***** Provided material *****
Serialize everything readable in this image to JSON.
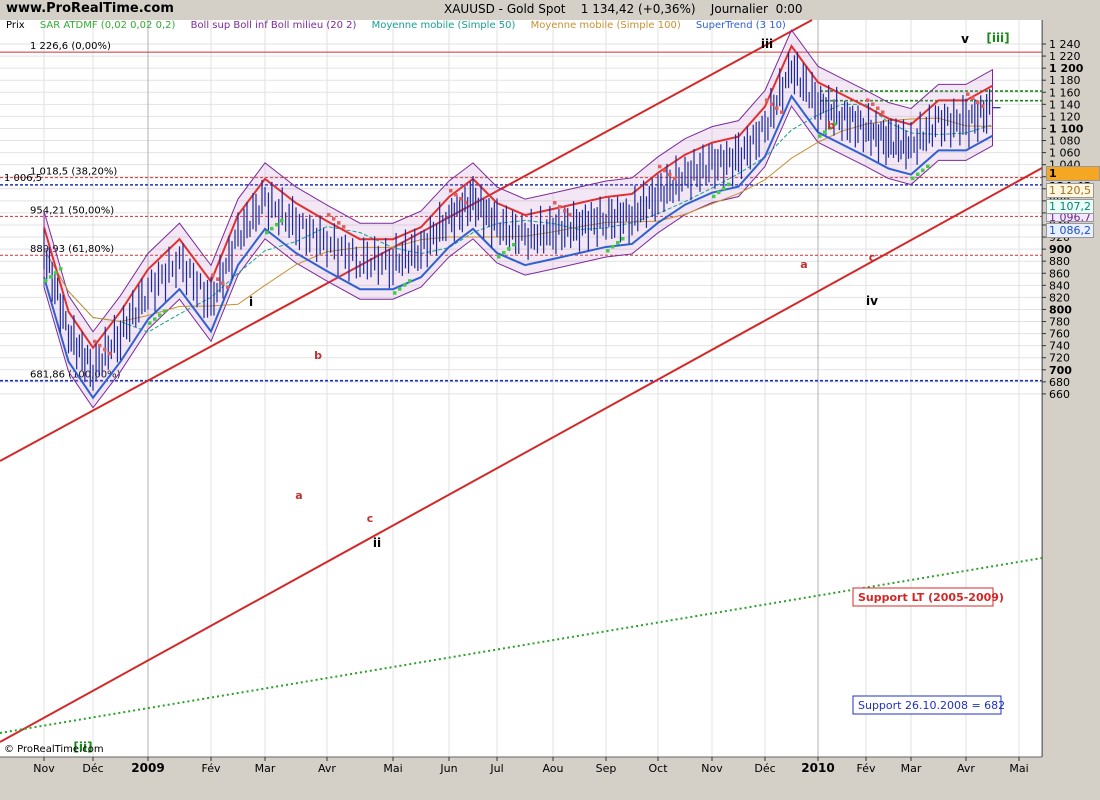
{
  "header": {
    "site": "www.ProRealTime.com",
    "title": "XAUUSD - Gold Spot    1 134,42 (+0,36%)    Journalier  0:00"
  },
  "legend": {
    "prix": "Prix",
    "items": [
      {
        "label": "SAR ATDMF (0,02 0,02 0,2)",
        "color": "#33aa33"
      },
      {
        "label": "Boll sup Boll inf Boll milieu (20 2)",
        "color": "#7b2a9b"
      },
      {
        "label": "Moyenne mobile (Simple 50)",
        "color": "#18a090"
      },
      {
        "label": "Moyenne mobile (Simple 100)",
        "color": "#c89030"
      },
      {
        "label": "SuperTrend (3 10)",
        "color": "#3060d0"
      }
    ]
  },
  "price_badges": {
    "last": "1 134,42",
    "sma100": "1 120,5",
    "sma50": "1 107,2",
    "boll_low": "1 096,7",
    "supertrend": "1 086,2"
  },
  "copyright": "© ProRealTime.com",
  "chart_data": {
    "type": "line",
    "instrument": "XAUUSD - Gold Spot",
    "timeframe": "Journalier",
    "ylim": [
      655,
      1250
    ],
    "y_ticks": [
      660,
      680,
      700,
      720,
      740,
      760,
      780,
      800,
      820,
      840,
      860,
      880,
      900,
      920,
      940,
      960,
      980,
      1000,
      1020,
      1040,
      1060,
      1080,
      1100,
      1120,
      1140,
      1160,
      1180,
      1200,
      1220,
      1240
    ],
    "y_tick_labels": [
      "660",
      "680",
      "700",
      "720",
      "740",
      "760",
      "780",
      "800",
      "820",
      "840",
      "860",
      "880",
      "900",
      "920",
      "940",
      "960",
      "980",
      "1 000",
      "1 020",
      "1 040",
      "1 060",
      "1 080",
      "1 100",
      "1 120",
      "1 140",
      "1 160",
      "1 180",
      "1 200",
      "1 220",
      "1 240"
    ],
    "x_labels": [
      "Nov",
      "Déc",
      "2009",
      "Fév",
      "Mar",
      "Avr",
      "Mai",
      "Jun",
      "Jul",
      "Aou",
      "Sep",
      "Oct",
      "Nov",
      "Déc",
      "2010",
      "Fév",
      "Mar",
      "Avr",
      "Mai"
    ],
    "series": [
      {
        "x": [
          "Oct",
          "Nov",
          "Nov",
          "Déc",
          "Déc",
          "2009",
          "2009",
          "Fév",
          "Fév",
          "Mar",
          "Mar",
          "Avr",
          "Avr",
          "Mai",
          "Mai",
          "Jun",
          "Jun",
          "Jul",
          "Jul",
          "Aou",
          "Aou",
          "Sep",
          "Sep",
          "Oct",
          "Oct",
          "Nov",
          "Nov",
          "Déc",
          "Déc",
          "2010",
          "2010",
          "Fév",
          "Fév",
          "Mar",
          "Mar",
          "Avr"
        ],
        "values": [
          900,
          760,
          700,
          760,
          830,
          880,
          810,
          920,
          980,
          940,
          910,
          880,
          880,
          900,
          950,
          980,
          940,
          920,
          930,
          940,
          950,
          955,
          990,
          1020,
          1040,
          1050,
          1100,
          1200,
          1140,
          1120,
          1100,
          1080,
          1070,
          1110,
          1110,
          1134.42
        ]
      }
    ],
    "fib_levels": [
      {
        "value": 1226.6,
        "label": "1 226,6 (0,00%)"
      },
      {
        "value": 1018.5,
        "label": "1 018,5 (38,20%)"
      },
      {
        "value": 954.21,
        "label": "954,21 (50,00%)"
      },
      {
        "value": 889.93,
        "label": "889,93 (61,80%)"
      },
      {
        "value": 681.86,
        "label": "681,86 (100,00%)"
      }
    ],
    "hlines": [
      {
        "value": 1006.5,
        "label": "1 006,5"
      },
      {
        "value": 682,
        "label": ""
      },
      {
        "value": 1162,
        "label": ""
      },
      {
        "value": 1146,
        "label": ""
      }
    ],
    "wave_labels": [
      {
        "text": "i",
        "x": "Mar",
        "y": 1019
      },
      {
        "text": "ii",
        "x": "Avr",
        "y": 870
      },
      {
        "text": "iii",
        "x": "Déc",
        "y": 1227
      },
      {
        "text": "iv",
        "x": "Fév",
        "y": 1060
      },
      {
        "text": "v",
        "x": "Avr",
        "y": 1242
      },
      {
        "text": "[iii]",
        "x": "Avr",
        "y": 1242
      },
      {
        "text": "[ii]",
        "x": "Nov",
        "y": 681
      },
      {
        "text": "a",
        "x": "Mar",
        "y": 875
      },
      {
        "text": "b",
        "x": "Mar",
        "y": 990
      },
      {
        "text": "c",
        "x": "Avr",
        "y": 862
      },
      {
        "text": "a",
        "x": "Déc",
        "y": 1068
      },
      {
        "text": "b",
        "x": "Déc",
        "y": 1168
      },
      {
        "text": "c",
        "x": "Fév",
        "y": 1074
      }
    ],
    "annotations": [
      "Support LT (2005-2009)",
      "Support 26.10.2008 = 682"
    ]
  }
}
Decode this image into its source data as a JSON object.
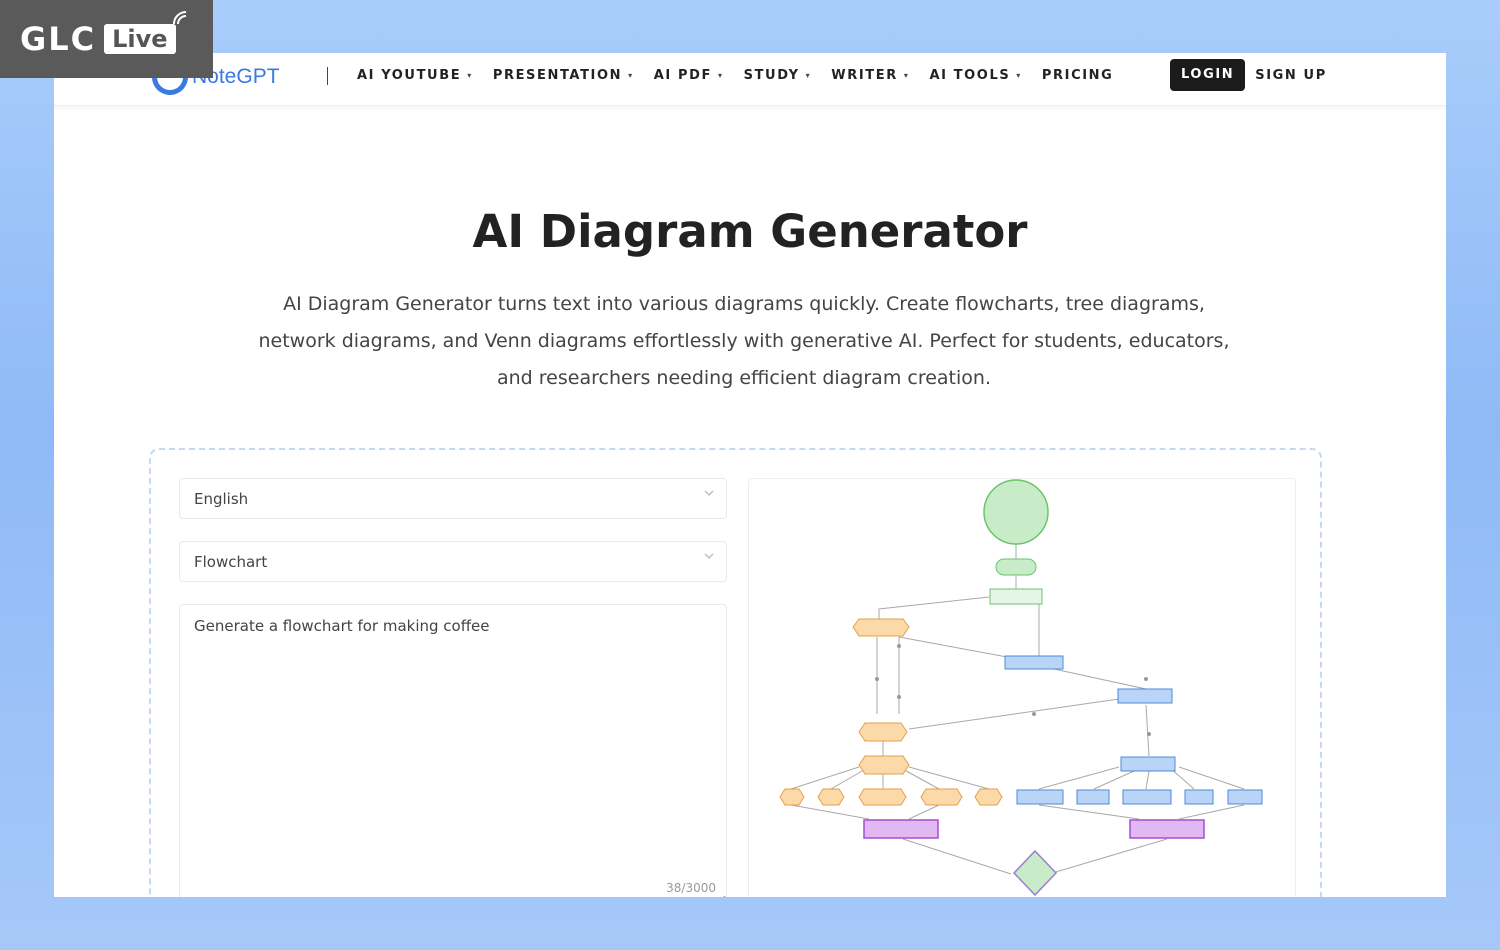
{
  "overlay": {
    "brand": "GLC",
    "live": "Live"
  },
  "nav": {
    "logo_text": "NoteGPT",
    "items": [
      {
        "label": "AI YOUTUBE",
        "dropdown": true
      },
      {
        "label": "PRESENTATION",
        "dropdown": true
      },
      {
        "label": "AI PDF",
        "dropdown": true
      },
      {
        "label": "STUDY",
        "dropdown": true
      },
      {
        "label": "WRITER",
        "dropdown": true
      },
      {
        "label": "AI TOOLS",
        "dropdown": true
      },
      {
        "label": "PRICING",
        "dropdown": false
      }
    ],
    "login": "LOGIN",
    "signup": "SIGN UP"
  },
  "hero": {
    "title": "AI Diagram Generator",
    "description": "AI Diagram Generator turns text into various diagrams quickly. Create flowcharts, tree diagrams, network diagrams, and Venn diagrams effortlessly with generative AI. Perfect for students, educators, and researchers needing efficient diagram creation."
  },
  "tool": {
    "language": "English",
    "diagram_type": "Flowchart",
    "prompt": "Generate a flowchart for making coffee",
    "counter": "38/3000"
  },
  "colors": {
    "accent": "#3b7ae0",
    "node_green": "#c8ecc8",
    "node_orange": "#fbd9a8",
    "node_blue": "#b8d4f6",
    "node_purple": "#e2b8f2"
  }
}
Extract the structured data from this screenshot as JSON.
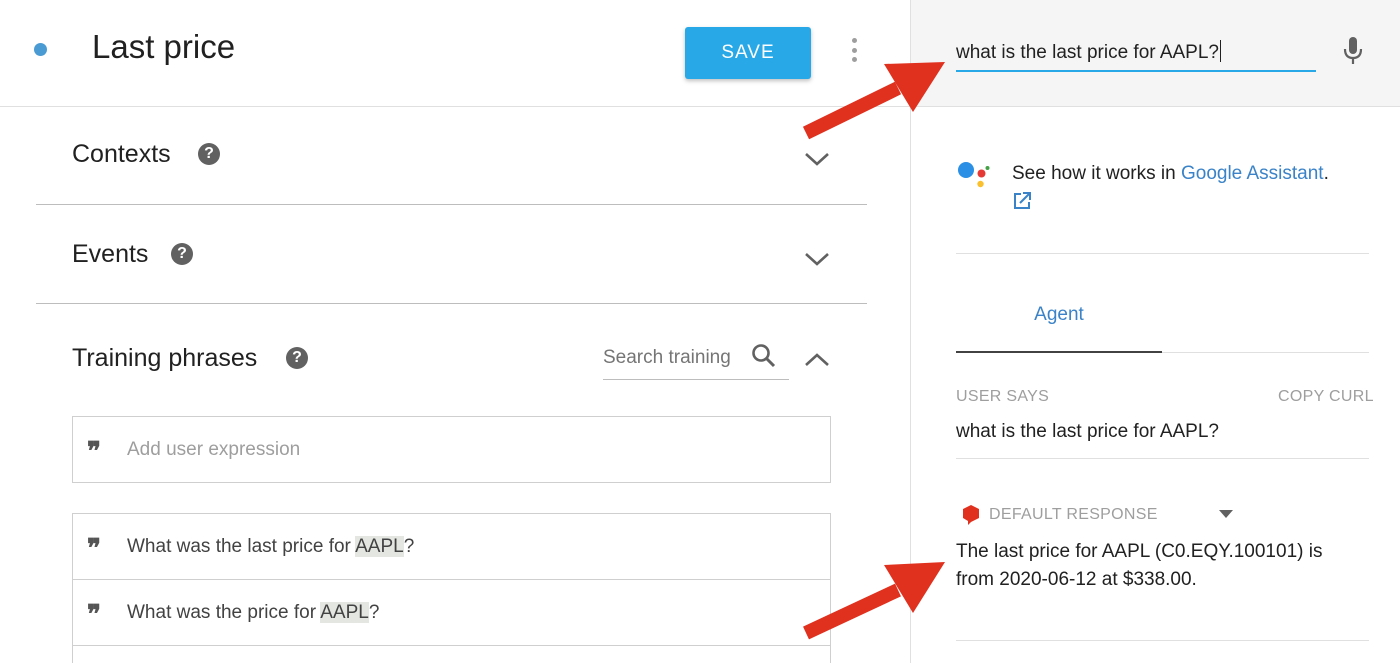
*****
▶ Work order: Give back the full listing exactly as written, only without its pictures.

▶ Task response:
Serialize everything readable in this image to JSON.
{
  "header": {
    "site": "www.ProRealTime.com",
    "title": "XAUUSD - Gold Spot    1 134,42 (+0,36%)    Journalier  0:00"
  },
  "legend": {
    "prix": "Prix",
    "items": [
      {
        "label": "SAR ATDMF (0,02 0,02 0,2)",
        "color": "#33aa33"
      },
      {
        "label": "Boll sup Boll inf Boll milieu (20 2)",
        "color": "#7b2a9b"
      },
      {
        "label": "Moyenne mobile (Simple 50)",
        "color": "#18a090"
      },
      {
        "label": "Moyenne mobile (Simple 100)",
        "color": "#c89030"
      },
      {
        "label": "SuperTrend (3 10)",
        "color": "#3060d0"
      }
    ]
  },
  "price_badges": {
    "last": "1 134,42",
    "sma100": "1 120,5",
    "sma50": "1 107,2",
    "boll_low": "1 096,7",
    "supertrend": "1 086,2"
  },
  "copyright": "© ProRealTime.com",
  "chart_data": {
    "type": "line",
    "instrument": "XAUUSD - Gold Spot",
    "timeframe": "Journalier",
    "ylim": [
      655,
      1250
    ],
    "y_ticks": [
      660,
      680,
      700,
      720,
      740,
      760,
      780,
      800,
      820,
      840,
      860,
      880,
      900,
      920,
      940,
      960,
      980,
      1000,
      1020,
      1040,
      1060,
      1080,
      1100,
      1120,
      1140,
      1160,
      1180,
      1200,
      1220,
      1240
    ],
    "y_tick_labels": [
      "660",
      "680",
      "700",
      "720",
      "740",
      "760",
      "780",
      "800",
      "820",
      "840",
      "860",
      "880",
      "900",
      "920",
      "940",
      "960",
      "980",
      "1 000",
      "1 020",
      "1 040",
      "1 060",
      "1 080",
      "1 100",
      "1 120",
      "1 140",
      "1 160",
      "1 180",
      "1 200",
      "1 220",
      "1 240"
    ],
    "x_labels": [
      "Nov",
      "Déc",
      "2009",
      "Fév",
      "Mar",
      "Avr",
      "Mai",
      "Jun",
      "Jul",
      "Aou",
      "Sep",
      "Oct",
      "Nov",
      "Déc",
      "2010",
      "Fév",
      "Mar",
      "Avr",
      "Mai"
    ],
    "series": [
      {
        "x": [
          "Oct",
          "Nov",
          "Nov",
          "Déc",
          "Déc",
          "2009",
          "2009",
          "Fév",
          "Fév",
          "Mar",
          "Mar",
          "Avr",
          "Avr",
          "Mai",
          "Mai",
          "Jun",
          "Jun",
          "Jul",
          "Jul",
          "Aou",
          "Aou",
          "Sep",
          "Sep",
          "Oct",
          "Oct",
          "Nov",
          "Nov",
          "Déc",
          "Déc",
          "2010",
          "2010",
          "Fév",
          "Fév",
          "Mar",
          "Mar",
          "Avr"
        ],
        "values": [
          900,
          760,
          700,
          760,
          830,
          880,
          810,
          920,
          980,
          940,
          910,
          880,
          880,
          900,
          950,
          980,
          940,
          920,
          930,
          940,
          950,
          955,
          990,
          1020,
          1040,
          1050,
          1100,
          1200,
          1140,
          1120,
          1100,
          1080,
          1070,
          1110,
          1110,
          1134.42
        ]
      }
    ],
    "fib_levels": [
      {
        "value": 1226.6,
        "label": "1 226,6 (0,00%)"
      },
      {
        "value": 1018.5,
        "label": "1 018,5 (38,20%)"
      },
      {
        "value": 954.21,
        "label": "954,21 (50,00%)"
      },
      {
        "value": 889.93,
        "label": "889,93 (61,80%)"
      },
      {
        "value": 681.86,
        "label": "681,86 (100,00%)"
      }
    ],
    "hlines": [
      {
        "value": 1006.5,
        "label": "1 006,5"
      },
      {
        "value": 682,
        "label": ""
      },
      {
        "value": 1162,
        "label": ""
      },
      {
        "value": 1146,
        "label": ""
      }
    ],
    "wave_labels": [
      {
        "text": "i",
        "x": "Mar",
        "y": 1019
      },
      {
        "text": "ii",
        "x": "Avr",
        "y": 870
      },
      {
        "text": "iii",
        "x": "Déc",
        "y": 1227
      },
      {
        "text": "iv",
        "x": "Fév",
        "y": 1060
      },
      {
        "text": "v",
        "x": "Avr",
        "y": 1242
      },
      {
        "text": "[iii]",
        "x": "Avr",
        "y": 1242
      },
      {
        "text": "[ii]",
        "x": "Nov",
        "y": 681
      },
      {
        "text": "a",
        "x": "Mar",
        "y": 875
      },
      {
        "text": "b",
        "x": "Mar",
        "y": 990
      },
      {
        "text": "c",
        "x": "Avr",
        "y": 862
      },
      {
        "text": "a",
        "x": "Déc",
        "y": 1068
      },
      {
        "text": "b",
        "x": "Déc",
        "y": 1168
      },
      {
        "text": "c",
        "x": "Fév",
        "y": 1074
      }
    ],
    "annotations": [
      "Support LT (2005-2009)",
      "Support 26.10.2008 = 682"
    ]
  }
}
Decode this image into its source data as a JSON object.
{
  "overlay": {
    "brand": "GLC",
    "live": "Live"
  },
  "nav": {
    "logo_text": "NoteGPT",
    "items": [
      {
        "label": "AI YOUTUBE",
        "dropdown": true
      },
      {
        "label": "PRESENTATION",
        "dropdown": true
      },
      {
        "label": "AI PDF",
        "dropdown": true
      },
      {
        "label": "STUDY",
        "dropdown": true
      },
      {
        "label": "WRITER",
        "dropdown": true
      },
      {
        "label": "AI TOOLS",
        "dropdown": true
      },
      {
        "label": "PRICING",
        "dropdown": false
      }
    ],
    "login": "LOGIN",
    "signup": "SIGN UP"
  },
  "hero": {
    "title": "AI Diagram Generator",
    "description": "AI Diagram Generator turns text into various diagrams quickly. Create flowcharts, tree diagrams, network diagrams, and Venn diagrams effortlessly with generative AI. Perfect for students, educators, and researchers needing efficient diagram creation."
  },
  "tool": {
    "language": "English",
    "diagram_type": "Flowchart",
    "prompt": "Generate a flowchart for making coffee",
    "counter": "38/3000"
  },
  "colors": {
    "accent": "#3b7ae0",
    "node_green": "#c8ecc8",
    "node_orange": "#fbd9a8",
    "node_blue": "#b8d4f6",
    "node_purple": "#e2b8f2"
  }
}
Extract the structured data from this screenshot as JSON.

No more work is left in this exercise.